"On the one hand, the OAG suspects that on 12 September 2005 Mr Joseph Blatter has signed a contract with the Caribbean Football Union (with Jack Warner as the President at this time); this contract was unfavourable for FIFA. On the other hand, there is as suspicion that, in the implementation of this agreement, Joseph Blatter also violated his fiduciary duties and acted against the interest of FIFA and/or FIFA Marketing & TV AG.
"Additionally Mr Joseph Blatter is suspected of a disloyal payment of CHF 2 Mio. to Michel Platini, President of Union of European Football Associations (UEFA), at the expense of FIFA, which was allegedly made for work performed between January 1999 and June 2002; this payment was executed in February 2011.
"On 25 September 2015, representatives of the OAG interrogated the defendant Joseph Blatter following a meeting of the FIFA Executive Committee. At the same time, Michel Platini was heard as a person asked to provide information (Article 178 of the Swiss Code of Criminal Procedure).
"Furthermore, the OAG conducted on 25 September 2015 a house search at FIFA Headquarters with the support of the Federal Criminal Police. The office of the FIFA President has been searched and data seized.
"As for all defendants, the presumption of innocence applies for Mr Joseph Blatter."
The news of the opening of the criminal proceedings emerged after FIFA had cancelled Blatter's planned press conference in Zurich on Friday afternoon.
Blatter was expected to face the media following the FIFA Executive Committee meeting, but the briefing was called off just minutes before it was set to take place.

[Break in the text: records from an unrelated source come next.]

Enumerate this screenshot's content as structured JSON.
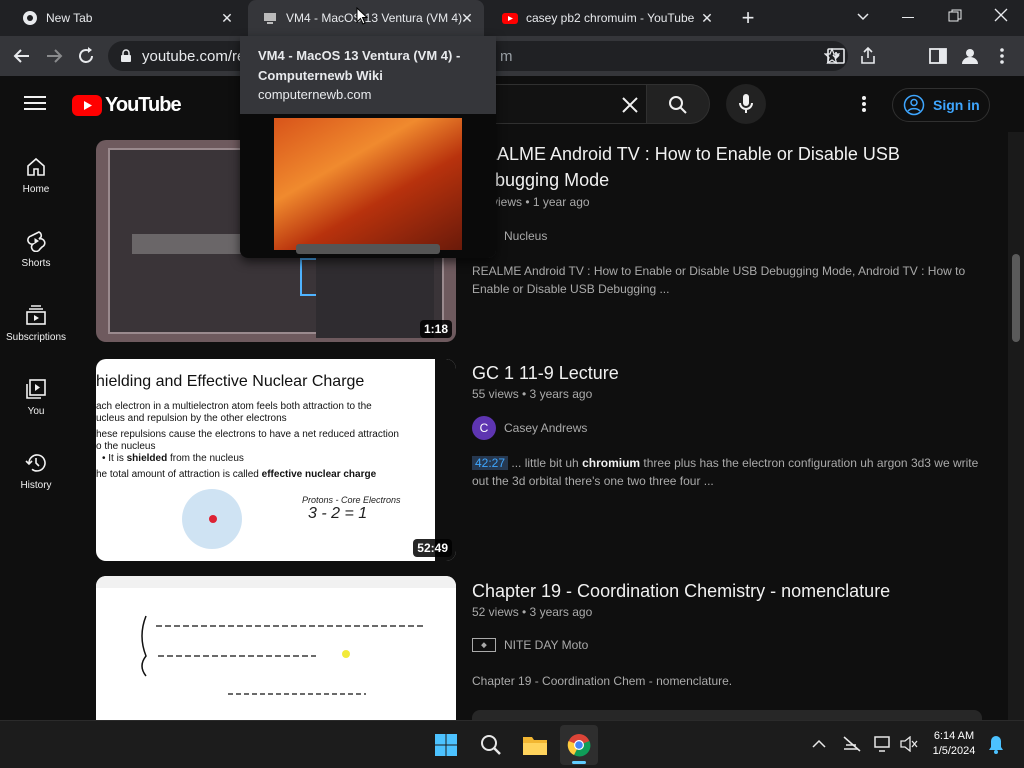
{
  "browser": {
    "tabs": [
      {
        "title": "New Tab"
      },
      {
        "title": "VM4 - MacOS 13 Ventura (VM 4)"
      },
      {
        "title": "casey pb2 chromuim - YouTube"
      }
    ],
    "url": "youtube.com/re",
    "url_tail": "m"
  },
  "hovercard": {
    "title": "VM4 - MacOS 13 Ventura (VM 4) - Computernewb Wiki",
    "domain": "computernewb.com"
  },
  "youtube": {
    "logo_text": "YouTube",
    "sign_in": "Sign in",
    "sidebar": [
      {
        "label": "Home",
        "icon": "home-icon"
      },
      {
        "label": "Shorts",
        "icon": "shorts-icon"
      },
      {
        "label": "Subscriptions",
        "icon": "subscriptions-icon"
      },
      {
        "label": "You",
        "icon": "you-icon"
      },
      {
        "label": "History",
        "icon": "history-icon"
      }
    ],
    "results": [
      {
        "title_line1": "REALME Android TV : How to Enable or Disable USB",
        "title_line2": "Debugging Mode",
        "meta": "views • 1 year ago",
        "channel": "Nucleus",
        "desc_line1": "REALME Android TV : How to Enable or Disable USB Debugging Mode, Android TV : How to",
        "desc_line2": "Enable or Disable USB Debugging ...",
        "duration": "1:18"
      },
      {
        "title_line1": "GC 1 11-9 Lecture",
        "meta": "55 views • 3 years ago",
        "channel": "Casey Andrews",
        "channel_initial": "C",
        "chip": "42:27",
        "desc_pre": " ... little bit uh ",
        "desc_bold": "chromium",
        "desc_post": " three plus has the electron configuration uh argon 3d3 we write",
        "desc_line2": "out the 3d orbital there's one two three four ...",
        "duration": "52:49",
        "slide": {
          "heading": "hielding and Effective Nuclear Charge",
          "b1a": "ach electron in a multielectron atom feels both attraction to the",
          "b1b": "ucleus and repulsion by the other electrons",
          "b2a": "hese repulsions cause the electrons to have a net reduced attraction",
          "b2b": "o the nucleus",
          "b3_pre": "It is ",
          "b3_bold": "shielded",
          "b3_post": " from the nucleus",
          "b4_pre": "he total amount of attraction is called ",
          "b4_bold": "effective nuclear charge",
          "hand1": "Protons - Core Electrons",
          "hand2": "3 - 2 = 1"
        }
      },
      {
        "title_line1": "Chapter 19 - Coordination Chemistry - nomenclature",
        "meta": "52 views • 3 years ago",
        "channel": "NITE DAY Moto",
        "desc_line1": "Chapter 19 - Coordination Chem - nomenclature."
      }
    ]
  },
  "taskbar": {
    "time": "6:14 AM",
    "date": "1/5/2024"
  },
  "colors": {
    "youtube_red": "#ff0000",
    "link_blue": "#3ea6ff",
    "tab_active": "#35363a",
    "page_bg": "#0f0f0f"
  }
}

A statement from FIFA read: "Since 27 May 2015, FIFA has been cooperating with the Office of the Swiss Attorney General and has complied with all requests for documents, data and other information. We will continue this level of cooperation throughout the investigation.
"Today, at the Home of FIFA, representatives from the Office of the Swiss Attorney General conducted interviews and gathered documents pursuant to its investigation. FIFA facilitated these interviews as part of our ongoing cooperation.

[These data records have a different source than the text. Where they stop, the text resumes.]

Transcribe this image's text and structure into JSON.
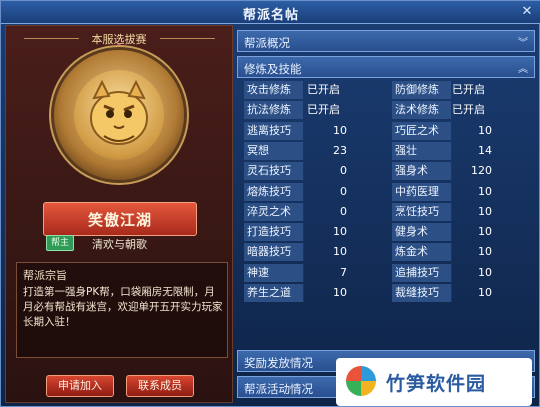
{
  "window": {
    "title": "帮派名帖",
    "close_glyph": "✕"
  },
  "card": {
    "header": "本服选拔赛",
    "guild_name": "笑傲江湖",
    "leader_badge": "帮主",
    "leader_name": "清欢与朝歌",
    "motto_title": "帮派宗旨",
    "motto_text": "打造第一强身PK帮，口袋厢房无限制，月月必有帮战有迷宫，欢迎单开五开实力玩家长期入驻！",
    "apply_label": "申请加入",
    "contact_label": "联系成员"
  },
  "sections": {
    "overview": "帮派概况",
    "skills": "修炼及技能",
    "rewards": "奖励发放情况",
    "activities": "帮派活动情况"
  },
  "skills_left": [
    {
      "label": "攻击修炼",
      "value": "已开启"
    },
    {
      "label": "抗法修炼",
      "value": "已开启"
    },
    {
      "label": "逃离技巧",
      "value": "10"
    },
    {
      "label": "冥想",
      "value": "23"
    },
    {
      "label": "灵石技巧",
      "value": "0"
    },
    {
      "label": "熔炼技巧",
      "value": "0"
    },
    {
      "label": "淬灵之术",
      "value": "0"
    },
    {
      "label": "打造技巧",
      "value": "10"
    },
    {
      "label": "暗器技巧",
      "value": "10"
    },
    {
      "label": "神速",
      "value": "7"
    },
    {
      "label": "养生之道",
      "value": "10"
    }
  ],
  "skills_right": [
    {
      "label": "防御修炼",
      "value": "已开启"
    },
    {
      "label": "法术修炼",
      "value": "已开启"
    },
    {
      "label": "巧匠之术",
      "value": "10"
    },
    {
      "label": "强壮",
      "value": "14"
    },
    {
      "label": "强身术",
      "value": "120"
    },
    {
      "label": "中药医理",
      "value": "10"
    },
    {
      "label": "烹饪技巧",
      "value": "10"
    },
    {
      "label": "健身术",
      "value": "10"
    },
    {
      "label": "炼金术",
      "value": "10"
    },
    {
      "label": "追捕技巧",
      "value": "10"
    },
    {
      "label": "裁缝技巧",
      "value": "10"
    }
  ],
  "watermark": {
    "text": "竹笋软件园"
  }
}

"We will have no further comment on the matter as it is an active investigation."
Blatter's American lawyer Richard Cullen released a statement insisting "no mismanagement" had occurred.

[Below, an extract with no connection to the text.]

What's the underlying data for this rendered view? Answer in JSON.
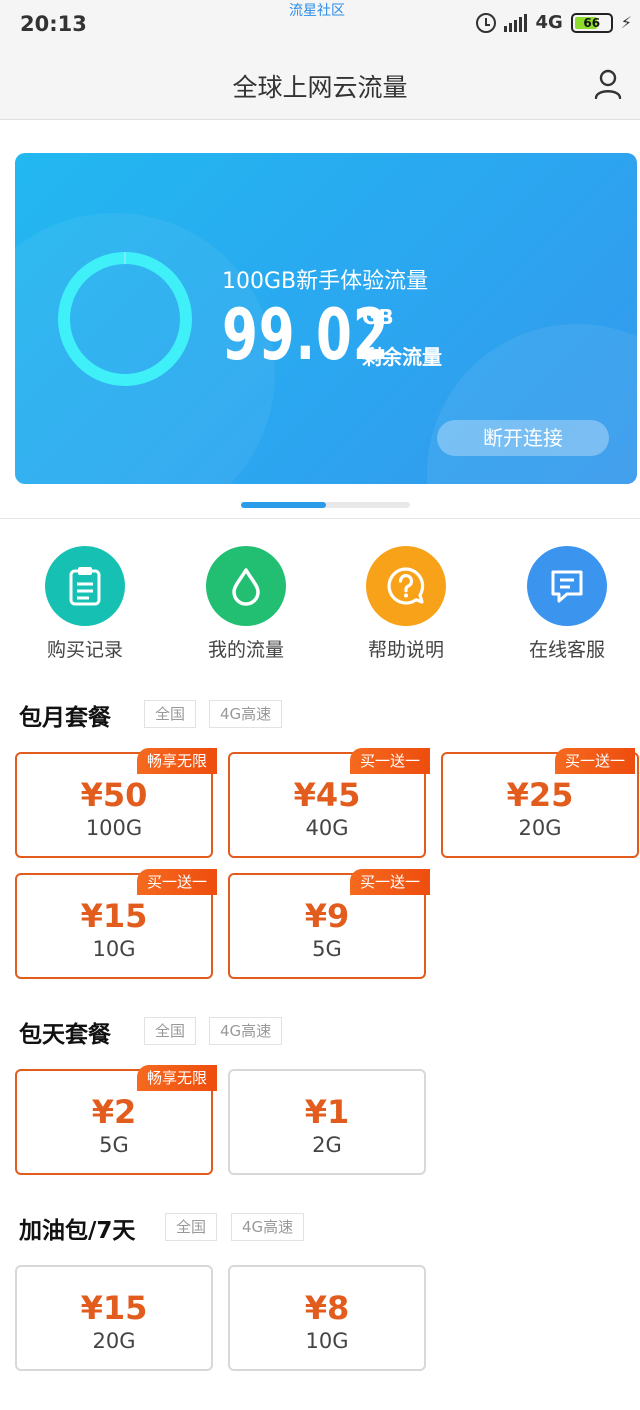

It read: "Mr Blatter is co-operating and we are confident that when the Swiss authorities have a chance to review the documents and the evidence they will see that the contract was properly prepared and negotiated by the appropriate staff members of FIFA who were routinely responsible for such contracts, and certainly no mismanagement occurred."
Blatter is due to stand down when a new president is elected in February, and Sky Sports News HQ understands he will remain as president in the short-term unless he is officially charged or any more allegations are investigated by prosecutors. That decision could be reviewed by FIFA next week.
FIFA last week suspended its general secretary Jerome Valcke until further notice after allegations - denied by the Frenchman - that he was involved in a scheme to sell World Cup tickets above face value for a share in profits.